from The American Heritage® Dictionary of the English Language, 4th Edition
- n. An abyss.
from the GNU version of the Collaborative International Dictionary of English
- n. An abyss; a gulf.
from The Century Dictionary and Cyclopedia
- n. A gulf; an abyss: as, “the abysm of hell,”
from WordNet 3.0 Copyright 2006 by Princeton University.

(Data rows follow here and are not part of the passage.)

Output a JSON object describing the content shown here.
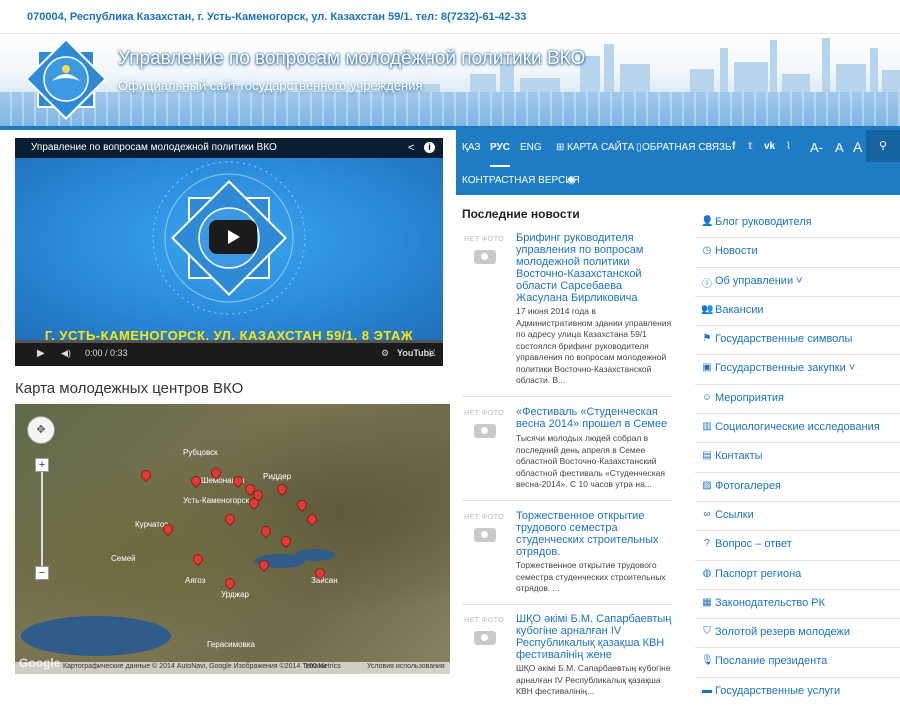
{
  "header": {
    "address": "070004, Республика Казахстан, г. Усть-Каменогорск, ул. Казахстан 59/1. тел: 8(7232)-61-42-33",
    "title": "Управление по вопросам молодёжной политики ВКО",
    "subtitle": "Официальный сайт государственного учреждения"
  },
  "video": {
    "title": "Управление по вопросам молодежной политики ВКО",
    "caption": "Г. УСТЬ-КАМЕНОГОРСК, УЛ. КАЗАХСТАН 59/1,  8 ЭТАЖ",
    "time": "0:00 / 0:33",
    "youtube": "YouTube"
  },
  "map": {
    "title": "Карта молодежных центров ВКО",
    "attribution": "Картографические данные © 2014 AutoNavi, Google Изображения ©2014 TerraMetrics",
    "scale": "100 км",
    "terms": "Условия использования",
    "google": "Google",
    "places": [
      "Рубцовск",
      "Усть-Каменогорск",
      "Риддер",
      "Шемонаиха",
      "Семей",
      "Аягоз",
      "Урджар",
      "Зайсан",
      "Курчатов",
      "Герасимовка"
    ]
  },
  "nav": {
    "lang_kz": "ҚАЗ",
    "lang_ru": "РУС",
    "lang_en": "ENG",
    "sitemap": "КАРТА САЙТА",
    "feedback": "ОБРАТНАЯ СВЯЗЬ",
    "font_small": "A-",
    "font_mid": "A",
    "font_big": "A",
    "contrast": "КОНТРАСТНАЯ ВЕРСИЯ"
  },
  "news": {
    "heading": "Последние новости",
    "no_photo": "НЕТ ФОТО",
    "items": [
      {
        "title": "Брифинг руководителя управления по вопросам молодежной политики Восточно-Казахстанской области Сарсебаева Жасулана Бирликовича",
        "text": "17 июня 2014 года в Административном здании управления по адресу улица Казахстана 59/1 состоялся брифинг руководителя управления по вопросам молодежной политики Восточно-Казахстанской области. В..."
      },
      {
        "title": "«Фестиваль «Студенческая весна 2014» прошел в Семее",
        "text": "Тысячи молодых людей собрал в последний день апреля в Семее областной Восточно-Казахстанский областной фестиваль «Студенческая весна-2014». С 10 часов утра на..."
      },
      {
        "title": "Торжественное открытие трудового семестра студенческих строительных отрядов.",
        "text": "Торжественное открытие трудового семестра студенческих строительных отрядов. ..."
      },
      {
        "title": "ШҚО әкімі Б.М. Сапарбаевтың кубогіне арналған IV Республикалық қазақша КВН фестивалінің жене",
        "text": "ШҚО әкімі Б.М. Сапарбаевтың кубогіне арналған IV Республикалық қазақша КВН фестивалінің..."
      }
    ]
  },
  "menu": [
    {
      "icon": "user-icon",
      "glyph": "👤",
      "label": "Блог руководителя"
    },
    {
      "icon": "clock-icon",
      "glyph": "◷",
      "label": "Новости"
    },
    {
      "icon": "info-icon",
      "glyph": "ⓘ",
      "label": "Об управлении ˅"
    },
    {
      "icon": "group-icon",
      "glyph": "👥",
      "label": "Вакансии"
    },
    {
      "icon": "flag-icon",
      "glyph": "⚑",
      "label": "Государственные символы"
    },
    {
      "icon": "money-icon",
      "glyph": "▣",
      "label": "Государственные закупки ˅"
    },
    {
      "icon": "smile-icon",
      "glyph": "☺",
      "label": "Мероприятия"
    },
    {
      "icon": "chart-icon",
      "glyph": "▥",
      "label": "Социологические исследования"
    },
    {
      "icon": "contact-icon",
      "glyph": "▤",
      "label": "Контакты"
    },
    {
      "icon": "picture-icon",
      "glyph": "▨",
      "label": "Фотогалерея"
    },
    {
      "icon": "link-icon",
      "glyph": "∞",
      "label": "Ссылки"
    },
    {
      "icon": "question-icon",
      "glyph": "?",
      "label": "Вопрос – ответ"
    },
    {
      "icon": "globe-icon",
      "glyph": "◍",
      "label": "Паспорт региона"
    },
    {
      "icon": "book-icon",
      "glyph": "▦",
      "label": "Законодательство РК"
    },
    {
      "icon": "shield-icon",
      "glyph": "⛉",
      "label": "Золотой резерв молодежи"
    },
    {
      "icon": "microphone-icon",
      "glyph": "🎙",
      "label": "Послание президента"
    },
    {
      "icon": "briefcase-icon",
      "glyph": "▬",
      "label": "Государственные услуги"
    }
  ],
  "colors": {
    "accent": "#1e7cc4",
    "link": "#1a73c0",
    "caption": "#ffe600"
  }
}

All rights reserved.
- n. a bottomless gulf or pit; any unfathomable (or apparently unfathomable) cavity or chasm or void extending below (often used figuratively)
First, in refraining the power of the devil, like as it is said (Apocalypsis vicesimo), of the angel that bound the devil and sent him into abysm, that is the pit of hell; and Tobit, which saith that the angel Raphael bound the devil in the outerest desert.
It is hard for women to resist the temptation of jewelries and women's jewelry box is like an abysm which is never full.
And all my austere nights of midnight oil, all the books I had read, all the wisdom I had gathered, went glimmering before the ape and tiger in me that crawled up from the abysm of my heredity, atavistic, competitive and brutal, lustful with strength and desire to outswine the swine.
Even going through it online I learned that, while ‘abysm’ (a lovely word) has fallen out of use in favour of ‘abyss’, we tend to use ‘abysmal’ rather than ‘abyssal’.
Showing in the blue abysm vistas luminously strange,
It drags itself out of the dark abysm of pish, and crawls insanely up to the topmost pinnacle of posh.
For today's younger audience, the 1960s and 1970s are so far lost in the backward abysm of time that they're more or less Victorian.
But before I do, I'm going to borrow a meme from a recent blog entry by my friend Lev whose blog you ought to be reading because it is excellent, and sort my iTunes by play count, thus sharing the dark backwards and abysm of my musical taste with you.
"And all my austere nights of midnight oil, all the book I had read, all the wisdom I had gathered, went glimmering before the ape and tiger in me that crawled up from the abysm of my heredity, atavistic, competitive, and brutal, lustful with strength and desire to outswine the swine."
H.L. Mencken once wrote of Warren Harding that his inaugural address was "so bad that a sort of grandeur creeps into it," that it drug itself out of the "dark abysm ... of pish, and crawls insanely up to the topmost pinnacle of posh."